SINGAPORE: Vehicle ‘vending machine’ has been around in Singapore for the past six years, but it appears to have found a new set of fans due to a recent video that went viral on Facebook.
“Why get snacks from the vending machine when you can get a Lamborghini instead?” reads the caption of a post with the heading “Supercar Vending Machine” earlier this month on the Supercar Blondie account.
Supercar Blondie, one of the biggest automotive entertainment brands in the world, has a reported following of over 100 million, and a sizable number have commented and shared the video about the building on Jalan Kilang belonging to Autobahn Motors.
In the video, the host explains how a person can choose from 40 levels of cars from a touchscreen menu. And when they’ve made their choice, the car is brought down to them. As a lift brings down a multicoloured sports car, the host exclaims, “Wow,” before footage of him riding a car while on the elevator is shown.
The video explains how safe the lift mechanisms are, as they are designed to prevent accidents, before noting that each storey of the bucking holds vehicles worth as much as US$3 million (S$4.03 million).
Viewers are given an inside look at how the lift mechanism works and a showcase of some very snazzy rides. The innovative design allows the owner to store several cars in a limited space, which is always a plus for Singapore.
The video also notes that Autobahn Motors has not one but two such “vending machines.” The second one, which opened just last year, is located at the ABM Ten Square on Short Street and houses more cars in two columns. Incidentally, the original one won the gold at the Singapore Good Design Awards (SG Mark) in 2018.
The general manager of Autobahn Motors, Mr Gray Hong, explained that the inspiration for the vending machine came from a 2015 visit to Toys “R” Us with his son, who was six years old at the time.
“While browsing, my son stopped right in front of the Matchbox cars.

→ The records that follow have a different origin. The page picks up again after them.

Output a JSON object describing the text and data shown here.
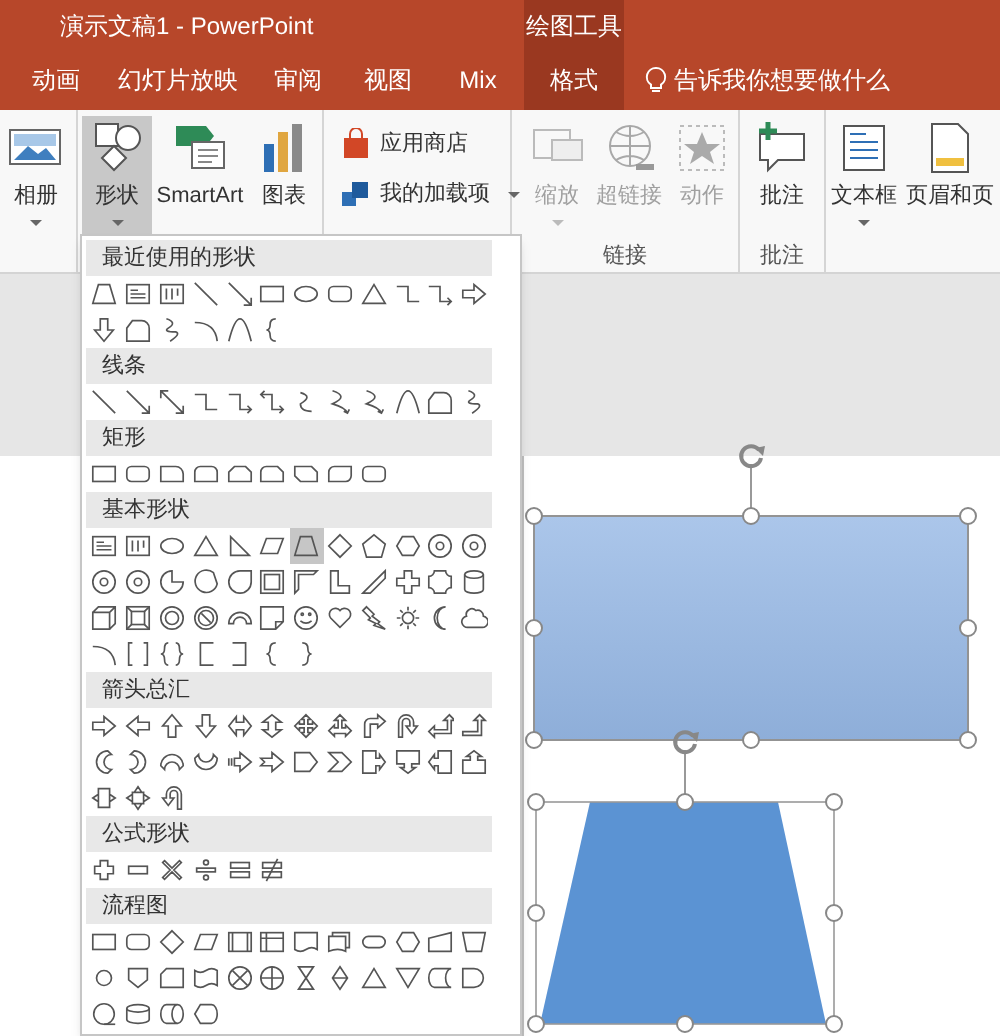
{
  "window": {
    "title": "演示文稿1 - PowerPoint"
  },
  "contextual_tab_group": {
    "label": "绘图工具"
  },
  "tabs": [
    {
      "label": "动画",
      "selected": false
    },
    {
      "label": "幻灯片放映",
      "selected": false
    },
    {
      "label": "审阅",
      "selected": false
    },
    {
      "label": "视图",
      "selected": false
    },
    {
      "label": "Mix",
      "selected": false
    },
    {
      "label": "格式",
      "selected": true
    }
  ],
  "tell_me": {
    "placeholder": "告诉我你想要做什么"
  },
  "ribbon": {
    "groups": [
      {
        "items": [
          {
            "label": "相册",
            "kind": "large",
            "dropdown": true,
            "selected": false,
            "disabled": false
          }
        ]
      },
      {
        "items": [
          {
            "label": "形状",
            "kind": "large",
            "dropdown": true,
            "selected": true,
            "disabled": false
          },
          {
            "label": "SmartArt",
            "kind": "large",
            "dropdown": false,
            "selected": false,
            "disabled": false
          },
          {
            "label": "图表",
            "kind": "large",
            "dropdown": false,
            "selected": false,
            "disabled": false
          }
        ]
      },
      {
        "items": [
          {
            "label": "应用商店",
            "kind": "small",
            "dropdown": false,
            "selected": false,
            "disabled": false
          },
          {
            "label": "我的加载项",
            "kind": "small",
            "dropdown": true,
            "selected": false,
            "disabled": false
          }
        ]
      },
      {
        "label": "链接",
        "items": [
          {
            "label": "缩放",
            "kind": "large",
            "dropdown": true,
            "selected": false,
            "disabled": true
          },
          {
            "label": "超链接",
            "kind": "large",
            "dropdown": false,
            "selected": false,
            "disabled": true
          },
          {
            "label": "动作",
            "kind": "large",
            "dropdown": false,
            "selected": false,
            "disabled": true
          }
        ]
      },
      {
        "label": "批注",
        "items": [
          {
            "label": "批注",
            "kind": "large",
            "dropdown": false,
            "selected": false,
            "disabled": false
          }
        ]
      },
      {
        "items": [
          {
            "label": "文本框",
            "kind": "large",
            "dropdown": true,
            "selected": false,
            "disabled": false
          },
          {
            "label": "页眉和页",
            "kind": "large",
            "dropdown": false,
            "selected": false,
            "disabled": false
          }
        ]
      }
    ]
  },
  "shapes_gallery": {
    "sections": [
      {
        "title": "最近使用的形状",
        "shapes": [
          {
            "kind": "trapezoid",
            "selected": false
          },
          {
            "kind": "textbox",
            "selected": false
          },
          {
            "kind": "vtextbox",
            "selected": false
          },
          {
            "kind": "line",
            "selected": false
          },
          {
            "kind": "arrowline",
            "selected": false
          },
          {
            "kind": "rect",
            "selected": false
          },
          {
            "kind": "ellipse",
            "selected": false
          },
          {
            "kind": "rounded",
            "selected": false
          },
          {
            "kind": "triangle",
            "selected": false
          },
          {
            "kind": "elbow",
            "selected": false
          },
          {
            "kind": "elbowarrow",
            "selected": false
          },
          {
            "kind": "rightarrow",
            "selected": false
          },
          {
            "kind": "downarrow",
            "selected": false
          },
          {
            "kind": "freeform",
            "selected": false
          },
          {
            "kind": "scribble",
            "selected": false
          },
          {
            "kind": "curve",
            "selected": false
          },
          {
            "kind": "wave",
            "selected": false
          },
          {
            "kind": "brace",
            "selected": false
          }
        ]
      },
      {
        "title": "线条",
        "shapes": [
          {
            "kind": "line",
            "selected": false
          },
          {
            "kind": "arrowline",
            "selected": false
          },
          {
            "kind": "dblline",
            "selected": false
          },
          {
            "kind": "elbow",
            "selected": false
          },
          {
            "kind": "elbowarrow",
            "selected": false
          },
          {
            "kind": "elbowdbl",
            "selected": false
          },
          {
            "kind": "scurve",
            "selected": false
          },
          {
            "kind": "curvearrow",
            "selected": false
          },
          {
            "kind": "curvedbl",
            "selected": false
          },
          {
            "kind": "wave",
            "selected": false
          },
          {
            "kind": "freeform",
            "selected": false
          },
          {
            "kind": "scribble",
            "selected": false
          }
        ]
      },
      {
        "title": "矩形",
        "shapes": [
          {
            "kind": "rect",
            "selected": false
          },
          {
            "kind": "rounded",
            "selected": false
          },
          {
            "kind": "round1",
            "selected": false
          },
          {
            "kind": "round2",
            "selected": false
          },
          {
            "kind": "snip2",
            "selected": false
          },
          {
            "kind": "snipround",
            "selected": false
          },
          {
            "kind": "snipdiag",
            "selected": false
          },
          {
            "kind": "rounddiag",
            "selected": false
          },
          {
            "kind": "rounded",
            "selected": false
          }
        ]
      },
      {
        "title": "基本形状",
        "shapes": [
          {
            "kind": "textbox",
            "selected": false
          },
          {
            "kind": "vtextbox",
            "selected": false
          },
          {
            "kind": "ellipse",
            "selected": false
          },
          {
            "kind": "triangle",
            "selected": false
          },
          {
            "kind": "rtriangle",
            "selected": false
          },
          {
            "kind": "parallelogram",
            "selected": false
          },
          {
            "kind": "trapezoid",
            "selected": true
          },
          {
            "kind": "diamond",
            "selected": false
          },
          {
            "kind": "pentagon",
            "selected": false
          },
          {
            "kind": "hexagon",
            "selected": false
          },
          {
            "kind": "heptagon",
            "selected": false
          },
          {
            "kind": "octagon",
            "selected": false
          },
          {
            "kind": "decagon",
            "selected": false
          },
          {
            "kind": "dodecagon",
            "selected": false
          },
          {
            "kind": "pie",
            "selected": false
          },
          {
            "kind": "chord",
            "selected": false
          },
          {
            "kind": "teardrop",
            "selected": false
          },
          {
            "kind": "frame",
            "selected": false
          },
          {
            "kind": "halfframe",
            "selected": false
          },
          {
            "kind": "lshape",
            "selected": false
          },
          {
            "kind": "stripe",
            "selected": false
          },
          {
            "kind": "cross",
            "selected": false
          },
          {
            "kind": "plaque",
            "selected": false
          },
          {
            "kind": "can",
            "selected": false
          },
          {
            "kind": "cube",
            "selected": false
          },
          {
            "kind": "bevel",
            "selected": false
          },
          {
            "kind": "donut",
            "selected": false
          },
          {
            "kind": "nosymbol",
            "selected": false
          },
          {
            "kind": "blockarc",
            "selected": false
          },
          {
            "kind": "fold",
            "selected": false
          },
          {
            "kind": "smiley",
            "selected": false
          },
          {
            "kind": "heart",
            "selected": false
          },
          {
            "kind": "lightning",
            "selected": false
          },
          {
            "kind": "sun",
            "selected": false
          },
          {
            "kind": "moon",
            "selected": false
          },
          {
            "kind": "cloud",
            "selected": false
          },
          {
            "kind": "arc",
            "selected": false
          },
          {
            "kind": "bracketpair",
            "selected": false
          },
          {
            "kind": "bracepair",
            "selected": false
          },
          {
            "kind": "lbracket",
            "selected": false
          },
          {
            "kind": "rbracket",
            "selected": false
          },
          {
            "kind": "brace",
            "selected": false
          },
          {
            "kind": "rbrace",
            "selected": false
          }
        ]
      },
      {
        "title": "箭头总汇",
        "shapes": [
          {
            "kind": "rightarrow",
            "selected": false
          },
          {
            "kind": "leftarrow",
            "selected": false
          },
          {
            "kind": "uparrow",
            "selected": false
          },
          {
            "kind": "downarrow",
            "selected": false
          },
          {
            "kind": "lrarrow",
            "selected": false
          },
          {
            "kind": "udarrow",
            "selected": false
          },
          {
            "kind": "quadarrow",
            "selected": false
          },
          {
            "kind": "lruarrow",
            "selected": false
          },
          {
            "kind": "bentarrow",
            "selected": false
          },
          {
            "kind": "uturn",
            "selected": false
          },
          {
            "kind": "leftuparrow",
            "selected": false
          },
          {
            "kind": "bentuparrow",
            "selected": false
          },
          {
            "kind": "curvedright",
            "selected": false
          },
          {
            "kind": "curvedleft",
            "selected": false
          },
          {
            "kind": "curvedup",
            "selected": false
          },
          {
            "kind": "curveddown",
            "selected": false
          },
          {
            "kind": "stripedarrow",
            "selected": false
          },
          {
            "kind": "notchedarrow",
            "selected": false
          },
          {
            "kind": "pentarrow",
            "selected": false
          },
          {
            "kind": "chevron",
            "selected": false
          },
          {
            "kind": "rightcallout",
            "selected": false
          },
          {
            "kind": "downcallout",
            "selected": false
          },
          {
            "kind": "leftcallout",
            "selected": false
          },
          {
            "kind": "upcallout",
            "selected": false
          },
          {
            "kind": "lrcallout",
            "selected": false
          },
          {
            "kind": "quadcallout",
            "selected": false
          },
          {
            "kind": "circulararrow",
            "selected": false
          }
        ]
      },
      {
        "title": "公式形状",
        "shapes": [
          {
            "kind": "plus",
            "selected": false
          },
          {
            "kind": "minus",
            "selected": false
          },
          {
            "kind": "times",
            "selected": false
          },
          {
            "kind": "divide",
            "selected": false
          },
          {
            "kind": "equal",
            "selected": false
          },
          {
            "kind": "notequal",
            "selected": false
          }
        ]
      },
      {
        "title": "流程图",
        "shapes": [
          {
            "kind": "rect",
            "selected": false
          },
          {
            "kind": "rounded",
            "selected": false
          },
          {
            "kind": "diamond",
            "selected": false
          },
          {
            "kind": "parallelogram",
            "selected": false
          },
          {
            "kind": "predefined",
            "selected": false
          },
          {
            "kind": "internal",
            "selected": false
          },
          {
            "kind": "document",
            "selected": false
          },
          {
            "kind": "multidoc",
            "selected": false
          },
          {
            "kind": "terminator",
            "selected": false
          },
          {
            "kind": "preparation",
            "selected": false
          },
          {
            "kind": "manualinput",
            "selected": false
          },
          {
            "kind": "manualop",
            "selected": false
          },
          {
            "kind": "connector",
            "selected": false
          },
          {
            "kind": "offpage",
            "selected": false
          },
          {
            "kind": "card",
            "selected": false
          },
          {
            "kind": "punchedtape",
            "selected": false
          },
          {
            "kind": "summing",
            "selected": false
          },
          {
            "kind": "or",
            "selected": false
          },
          {
            "kind": "collate",
            "selected": false
          },
          {
            "kind": "sort",
            "selected": false
          },
          {
            "kind": "extract",
            "selected": false
          },
          {
            "kind": "merge",
            "selected": false
          },
          {
            "kind": "storeddata",
            "selected": false
          },
          {
            "kind": "delay",
            "selected": false
          },
          {
            "kind": "seqaccess",
            "selected": false
          },
          {
            "kind": "magdisk",
            "selected": false
          },
          {
            "kind": "directaccess",
            "selected": false
          },
          {
            "kind": "display",
            "selected": false
          }
        ]
      }
    ]
  },
  "slide": {
    "shapes": [
      {
        "kind": "rectangle",
        "selected": true
      },
      {
        "kind": "trapezoid",
        "selected": true
      }
    ]
  }
}
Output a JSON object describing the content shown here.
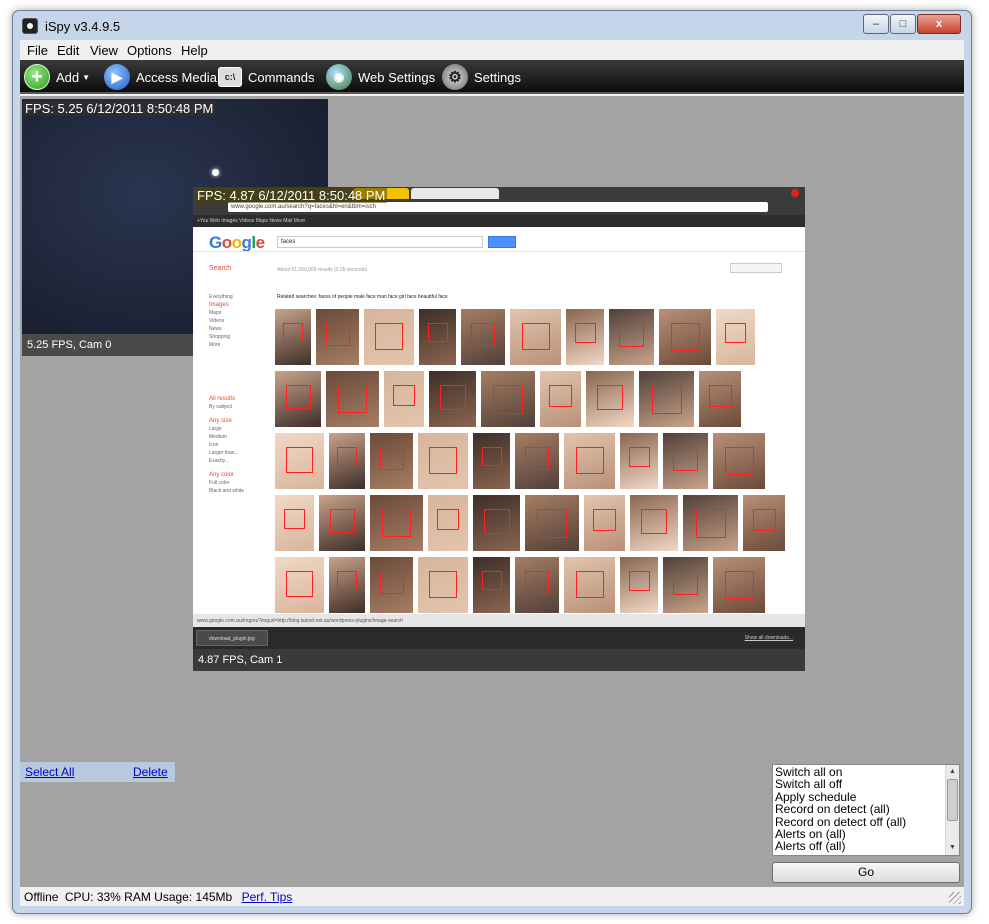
{
  "window": {
    "title": "iSpy v3.4.9.5",
    "buttons": {
      "minimize": "–",
      "maximize": "□",
      "close": "x"
    }
  },
  "menu": [
    "File",
    "Edit",
    "View",
    "Options",
    "Help"
  ],
  "toolbar": {
    "add": "Add",
    "access_media": "Access Media",
    "commands": "Commands",
    "web_settings": "Web Settings",
    "settings": "Settings"
  },
  "cameras": [
    {
      "overlay": "FPS: 5.25 6/12/2011 8:50:48 PM",
      "footer": "5.25 FPS, Cam 0"
    },
    {
      "overlay": "FPS: 4.87 6/12/2011 8:50:48 PM",
      "footer": "4.87 FPS, Cam 1"
    }
  ],
  "browser": {
    "address": "www.google.com.au/search?q=faces&hl=en&tbm=isch",
    "search_query": "faces",
    "results_text": "About 61,000,000 results (0.05 seconds)",
    "related": "Related searches: faces of people  male face  man face  girl face  beautiful face",
    "left_search_label": "Search",
    "left_nav": [
      "Everything",
      "Images",
      "Maps",
      "Videos",
      "News",
      "Shopping",
      "More"
    ],
    "left_filters": [
      "All results",
      "By subject",
      "Any size",
      "Large",
      "Medium",
      "Icon",
      "Larger than...",
      "Exactly...",
      "Any color",
      "Full color",
      "Black and white"
    ],
    "status": "www.google.com.au/imgres?imgurl=http://blog.lasnet.net.au/wordpress-plugins/image-search",
    "download_file": "download_plugin.jpg",
    "download_show_all": "Show all downloads..."
  },
  "actions": {
    "select_all": "Select All",
    "delete": "Delete"
  },
  "command_list": [
    "Switch all on",
    "Switch all off",
    "Apply schedule",
    "Record on detect (all)",
    "Record on detect off (all)",
    "Alerts on (all)",
    "Alerts off (all)"
  ],
  "go_button": "Go",
  "status": {
    "state": "Offline",
    "usage": "CPU: 33% RAM Usage: 145Mb",
    "perf_link": "Perf. Tips"
  },
  "colors": {
    "toolbar": "#0c0c0c",
    "desktop": "#a3a3a3",
    "link": "#0000cc"
  }
}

As we looked at the display of toy cars, which were stacked vertically, I realised we could build our showroom in the same way – upwards,” Mr Hong is quoted as saying in The Straits Times.
Elsewhere in the world, car vending machines exist in the United States, China and Japan. /TISG